‘There are a lot of fights – probably because the crew are mixed [different Asians, and Pacific Islanders]. And also because of lack of sleep, there are more accidents and also fights.
Some of Inoke’s story
‘I was given a written contract – which I signed – but I was not given a copy. The contract only stated how long the trip would take; it didn’t say what the wage would be, whether there would be health insurance, other allowances, but it did say that I’d work for 12 hours each day.
‘We would go out for two weeks, come back to port, unload; and straight out again. A few years ago, the companies and the Health Ministry got together – after that we were allowed one day’s break between each trip.
‘In the end, I would work for 15 to 18 hours each day, but my pay never changed: it was always between $28 and $32 per day. I have certificates from Fiji Maritime Academy for First Aid, Fire Fighting, OHS at Sea, and Sea Safety – Even though I was given the task of Bosun, that is all the pay I was given.
‘Every day we would have rice or noodles to eat except on Sundays when we were given either dalo or cassava. On some vessels the food had been cooked before the vessel sailed and then frozen – kept in the same freezer as the fish. Each day the cook would take out a portion of the frozen food, thaw it out, and serve it up as our meal; over the weeks it tasted worse and worse so we all got stomach aches. Also, the drinking water was ‘diluted’ with sea water – you could taste it.

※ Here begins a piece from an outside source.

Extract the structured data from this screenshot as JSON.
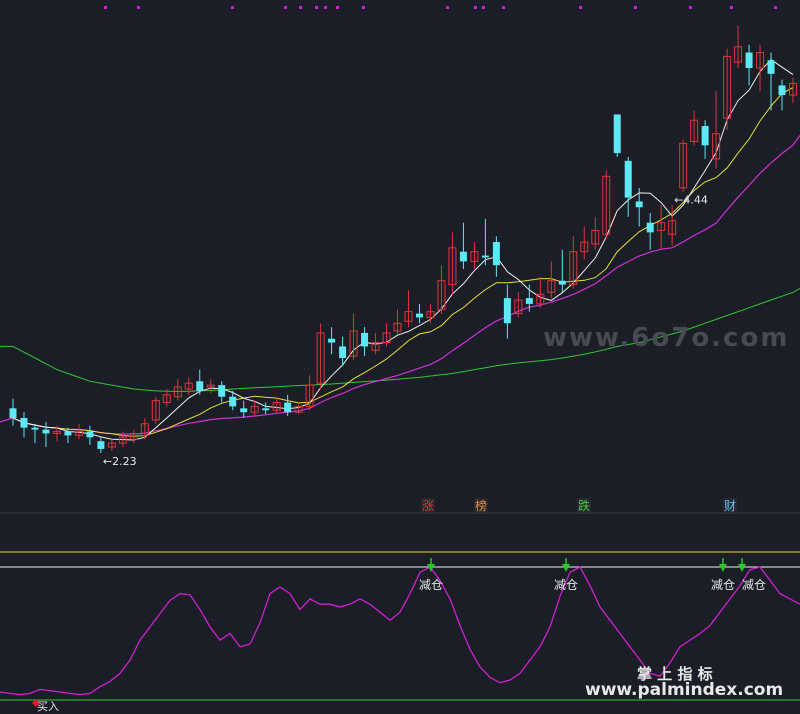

‘Once I was transshipped [the action of transferring fish or crew between vessels]. I was put into a steel crate (the one they keep fish in) along with my belongings and my papers in a plastic bag. They put floats or buoys around the crate so that it would float; they gave me a torch. It was 5 o’clock in the afternoon when they dropped me over the side with my gear but it wasn’t until nearly 10 o’clock before the second vessel came and picked me up: I was all alone, wet and floating in a steel crate, in the black ocean.”